Content starts
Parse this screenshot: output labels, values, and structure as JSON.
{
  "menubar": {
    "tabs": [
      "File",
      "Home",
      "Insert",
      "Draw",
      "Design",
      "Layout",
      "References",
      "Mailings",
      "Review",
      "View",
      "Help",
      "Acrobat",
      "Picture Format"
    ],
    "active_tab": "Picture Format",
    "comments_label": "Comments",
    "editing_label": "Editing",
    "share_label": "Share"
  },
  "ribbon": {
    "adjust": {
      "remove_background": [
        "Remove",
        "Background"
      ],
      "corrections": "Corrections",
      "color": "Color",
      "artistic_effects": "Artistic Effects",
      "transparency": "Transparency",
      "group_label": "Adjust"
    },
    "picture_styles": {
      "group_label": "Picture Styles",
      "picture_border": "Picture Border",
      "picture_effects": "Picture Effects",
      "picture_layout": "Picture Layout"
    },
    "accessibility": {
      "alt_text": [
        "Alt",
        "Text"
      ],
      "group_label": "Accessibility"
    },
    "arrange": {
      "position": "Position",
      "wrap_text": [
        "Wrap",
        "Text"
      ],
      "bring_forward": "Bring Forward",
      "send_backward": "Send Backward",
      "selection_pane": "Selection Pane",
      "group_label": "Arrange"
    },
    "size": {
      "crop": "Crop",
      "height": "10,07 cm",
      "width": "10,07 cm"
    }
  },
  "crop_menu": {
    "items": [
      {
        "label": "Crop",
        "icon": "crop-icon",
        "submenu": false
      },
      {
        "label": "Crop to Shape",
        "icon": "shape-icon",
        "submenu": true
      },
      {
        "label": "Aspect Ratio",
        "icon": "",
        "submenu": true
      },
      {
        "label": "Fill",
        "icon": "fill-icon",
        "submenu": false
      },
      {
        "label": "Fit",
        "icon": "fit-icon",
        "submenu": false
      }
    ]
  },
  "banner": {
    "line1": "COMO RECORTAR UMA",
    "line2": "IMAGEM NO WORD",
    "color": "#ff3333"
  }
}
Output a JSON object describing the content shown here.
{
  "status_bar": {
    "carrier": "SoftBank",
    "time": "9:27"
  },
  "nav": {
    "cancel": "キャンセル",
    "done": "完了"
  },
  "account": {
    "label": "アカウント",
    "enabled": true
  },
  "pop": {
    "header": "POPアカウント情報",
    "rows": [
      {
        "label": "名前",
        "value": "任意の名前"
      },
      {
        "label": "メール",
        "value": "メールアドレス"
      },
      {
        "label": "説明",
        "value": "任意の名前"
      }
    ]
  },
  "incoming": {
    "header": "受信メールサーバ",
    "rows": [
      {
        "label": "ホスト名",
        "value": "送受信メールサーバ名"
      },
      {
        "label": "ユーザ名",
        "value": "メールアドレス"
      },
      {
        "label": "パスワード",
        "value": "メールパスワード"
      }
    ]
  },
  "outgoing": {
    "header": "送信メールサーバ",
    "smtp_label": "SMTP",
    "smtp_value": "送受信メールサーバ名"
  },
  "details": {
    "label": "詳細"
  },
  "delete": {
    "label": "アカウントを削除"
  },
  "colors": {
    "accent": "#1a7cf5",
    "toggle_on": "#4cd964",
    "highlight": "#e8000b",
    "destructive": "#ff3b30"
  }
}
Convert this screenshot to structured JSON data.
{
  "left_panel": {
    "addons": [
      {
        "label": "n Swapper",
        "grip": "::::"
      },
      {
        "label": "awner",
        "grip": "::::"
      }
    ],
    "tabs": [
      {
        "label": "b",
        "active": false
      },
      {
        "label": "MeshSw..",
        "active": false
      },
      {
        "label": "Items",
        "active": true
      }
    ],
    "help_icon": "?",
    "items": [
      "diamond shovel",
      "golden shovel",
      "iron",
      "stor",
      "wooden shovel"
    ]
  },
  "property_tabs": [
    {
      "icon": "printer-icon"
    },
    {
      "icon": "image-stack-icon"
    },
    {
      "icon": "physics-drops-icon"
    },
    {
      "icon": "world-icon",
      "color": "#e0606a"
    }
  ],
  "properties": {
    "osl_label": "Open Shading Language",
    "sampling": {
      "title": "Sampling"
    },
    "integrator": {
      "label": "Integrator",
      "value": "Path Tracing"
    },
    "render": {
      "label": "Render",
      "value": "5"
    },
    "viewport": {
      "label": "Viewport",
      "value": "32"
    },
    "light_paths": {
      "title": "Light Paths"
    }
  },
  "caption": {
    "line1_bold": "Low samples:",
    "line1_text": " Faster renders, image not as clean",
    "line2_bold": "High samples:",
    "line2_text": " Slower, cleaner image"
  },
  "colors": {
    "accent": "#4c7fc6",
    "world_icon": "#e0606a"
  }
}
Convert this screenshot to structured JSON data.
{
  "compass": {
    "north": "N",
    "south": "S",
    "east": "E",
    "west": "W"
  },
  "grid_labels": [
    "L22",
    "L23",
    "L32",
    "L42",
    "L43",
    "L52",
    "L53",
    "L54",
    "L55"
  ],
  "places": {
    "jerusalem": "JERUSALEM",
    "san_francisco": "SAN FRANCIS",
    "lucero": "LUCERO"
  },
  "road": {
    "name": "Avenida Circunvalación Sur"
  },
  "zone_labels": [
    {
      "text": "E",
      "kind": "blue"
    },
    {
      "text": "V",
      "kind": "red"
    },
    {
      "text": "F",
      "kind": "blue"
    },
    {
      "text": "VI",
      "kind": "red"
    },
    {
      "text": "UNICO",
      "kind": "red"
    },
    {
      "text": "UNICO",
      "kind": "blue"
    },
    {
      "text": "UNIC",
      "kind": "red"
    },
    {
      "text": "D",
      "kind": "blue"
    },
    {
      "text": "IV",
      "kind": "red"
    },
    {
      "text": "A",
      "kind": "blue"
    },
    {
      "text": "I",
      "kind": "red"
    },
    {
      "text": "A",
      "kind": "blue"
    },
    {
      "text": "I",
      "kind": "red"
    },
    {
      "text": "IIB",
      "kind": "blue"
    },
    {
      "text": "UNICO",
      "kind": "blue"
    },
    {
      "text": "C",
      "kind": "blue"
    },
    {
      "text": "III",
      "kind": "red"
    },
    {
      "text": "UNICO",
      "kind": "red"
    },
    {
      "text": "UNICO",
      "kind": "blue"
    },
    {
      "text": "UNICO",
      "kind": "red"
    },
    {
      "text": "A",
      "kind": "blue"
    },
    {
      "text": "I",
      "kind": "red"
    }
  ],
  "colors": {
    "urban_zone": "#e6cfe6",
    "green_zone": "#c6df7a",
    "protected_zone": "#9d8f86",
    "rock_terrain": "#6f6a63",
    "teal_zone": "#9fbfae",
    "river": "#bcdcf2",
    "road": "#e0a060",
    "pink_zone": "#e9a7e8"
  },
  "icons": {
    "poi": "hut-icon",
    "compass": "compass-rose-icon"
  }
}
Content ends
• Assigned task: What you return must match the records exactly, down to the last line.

• Answer to this task:
Parse this screenshot: output labels, values, and structure as JSON.
{
  "menubar": {
    "tabs": [
      "File",
      "Home",
      "Insert",
      "Draw",
      "Design",
      "Layout",
      "References",
      "Mailings",
      "Review",
      "View",
      "Help",
      "Acrobat",
      "Picture Format"
    ],
    "active_tab": "Picture Format",
    "comments_label": "Comments",
    "editing_label": "Editing",
    "share_label": "Share"
  },
  "ribbon": {
    "adjust": {
      "remove_background": [
        "Remove",
        "Background"
      ],
      "corrections": "Corrections",
      "color": "Color",
      "artistic_effects": "Artistic Effects",
      "transparency": "Transparency",
      "group_label": "Adjust"
    },
    "picture_styles": {
      "group_label": "Picture Styles",
      "picture_border": "Picture Border",
      "picture_effects": "Picture Effects",
      "picture_layout": "Picture Layout"
    },
    "accessibility": {
      "alt_text": [
        "Alt",
        "Text"
      ],
      "group_label": "Accessibility"
    },
    "arrange": {
      "position": "Position",
      "wrap_text": [
        "Wrap",
        "Text"
      ],
      "bring_forward": "Bring Forward",
      "send_backward": "Send Backward",
      "selection_pane": "Selection Pane",
      "group_label": "Arrange"
    },
    "size": {
      "crop": "Crop",
      "height": "10,07 cm",
      "width": "10,07 cm"
    }
  },
  "crop_menu": {
    "items": [
      {
        "label": "Crop",
        "icon": "crop-icon",
        "submenu": false
      },
      {
        "label": "Crop to Shape",
        "icon": "shape-icon",
        "submenu": true
      },
      {
        "label": "Aspect Ratio",
        "icon": "",
        "submenu": true
      },
      {
        "label": "Fill",
        "icon": "fill-icon",
        "submenu": false
      },
      {
        "label": "Fit",
        "icon": "fit-icon",
        "submenu": false
      }
    ]
  },
  "banner": {
    "line1": "COMO RECORTAR UMA",
    "line2": "IMAGEM NO WORD",
    "color": "#ff3333"
  }
}
Output a JSON object describing the content shown here.
{
  "status_bar": {
    "carrier": "SoftBank",
    "time": "9:27"
  },
  "nav": {
    "cancel": "キャンセル",
    "done": "完了"
  },
  "account": {
    "label": "アカウント",
    "enabled": true
  },
  "pop": {
    "header": "POPアカウント情報",
    "rows": [
      {
        "label": "名前",
        "value": "任意の名前"
      },
      {
        "label": "メール",
        "value": "メールアドレス"
      },
      {
        "label": "説明",
        "value": "任意の名前"
      }
    ]
  },
  "incoming": {
    "header": "受信メールサーバ",
    "rows": [
      {
        "label": "ホスト名",
        "value": "送受信メールサーバ名"
      },
      {
        "label": "ユーザ名",
        "value": "メールアドレス"
      },
      {
        "label": "パスワード",
        "value": "メールパスワード"
      }
    ]
  },
  "outgoing": {
    "header": "送信メールサーバ",
    "smtp_label": "SMTP",
    "smtp_value": "送受信メールサーバ名"
  },
  "details": {
    "label": "詳細"
  },
  "delete": {
    "label": "アカウントを削除"
  },
  "colors": {
    "accent": "#1a7cf5",
    "toggle_on": "#4cd964",
    "highlight": "#e8000b",
    "destructive": "#ff3b30"
  }
}
Convert this screenshot to structured JSON data.
{
  "left_panel": {
    "addons": [
      {
        "label": "n Swapper",
        "grip": "::::"
      },
      {
        "label": "awner",
        "grip": "::::"
      }
    ],
    "tabs": [
      {
        "label": "b",
        "active": false
      },
      {
        "label": "MeshSw..",
        "active": false
      },
      {
        "label": "Items",
        "active": true
      }
    ],
    "help_icon": "?",
    "items": [
      "diamond shovel",
      "golden shovel",
      "iron",
      "stor",
      "wooden shovel"
    ]
  },
  "property_tabs": [
    {
      "icon": "printer-icon"
    },
    {
      "icon": "image-stack-icon"
    },
    {
      "icon": "physics-drops-icon"
    },
    {
      "icon": "world-icon",
      "color": "#e0606a"
    }
  ],
  "properties": {
    "osl_label": "Open Shading Language",
    "sampling": {
      "title": "Sampling"
    },
    "integrator": {
      "label": "Integrator",
      "value": "Path Tracing"
    },
    "render": {
      "label": "Render",
      "value": "5"
    },
    "viewport": {
      "label": "Viewport",
      "value": "32"
    },
    "light_paths": {
      "title": "Light Paths"
    }
  },
  "caption": {
    "line1_bold": "Low samples:",
    "line1_text": " Faster renders, image not as clean",
    "line2_bold": "High samples:",
    "line2_text": " Slower, cleaner image"
  },
  "colors": {
    "accent": "#4c7fc6",
    "world_icon": "#e0606a"
  }
}
Convert this screenshot to structured JSON data.
{
  "compass": {
    "north": "N",
    "south": "S",
    "east": "E",
    "west": "W"
  },
  "grid_labels": [
    "L22",
    "L23",
    "L32",
    "L42",
    "L43",
    "L52",
    "L53",
    "L54",
    "L55"
  ],
  "places": {
    "jerusalem": "JERUSALEM",
    "san_francisco": "SAN FRANCIS",
    "lucero": "LUCERO"
  },
  "road": {
    "name": "Avenida Circunvalación Sur"
  },
  "zone_labels": [
    {
      "text": "E",
      "kind": "blue"
    },
    {
      "text": "V",
      "kind": "red"
    },
    {
      "text": "F",
      "kind": "blue"
    },
    {
      "text": "VI",
      "kind": "red"
    },
    {
      "text": "UNICO",
      "kind": "red"
    },
    {
      "text": "UNICO",
      "kind": "blue"
    },
    {
      "text": "UNIC",
      "kind": "red"
    },
    {
      "text": "D",
      "kind": "blue"
    },
    {
      "text": "IV",
      "kind": "red"
    },
    {
      "text": "A",
      "kind": "blue"
    },
    {
      "text": "I",
      "kind": "red"
    },
    {
      "text": "A",
      "kind": "blue"
    },
    {
      "text": "I",
      "kind": "red"
    },
    {
      "text": "IIB",
      "kind": "blue"
    },
    {
      "text": "UNICO",
      "kind": "blue"
    },
    {
      "text": "C",
      "kind": "blue"
    },
    {
      "text": "III",
      "kind": "red"
    },
    {
      "text": "UNICO",
      "kind": "red"
    },
    {
      "text": "UNICO",
      "kind": "blue"
    },
    {
      "text": "UNICO",
      "kind": "red"
    },
    {
      "text": "A",
      "kind": "blue"
    },
    {
      "text": "I",
      "kind": "red"
    }
  ],
  "colors": {
    "urban_zone": "#e6cfe6",
    "green_zone": "#c6df7a",
    "protected_zone": "#9d8f86",
    "rock_terrain": "#6f6a63",
    "teal_zone": "#9fbfae",
    "river": "#bcdcf2",
    "road": "#e0a060",
    "pink_zone": "#e9a7e8"
  },
  "icons": {
    "poi": "hut-icon",
    "compass": "compass-rose-icon"
  }
}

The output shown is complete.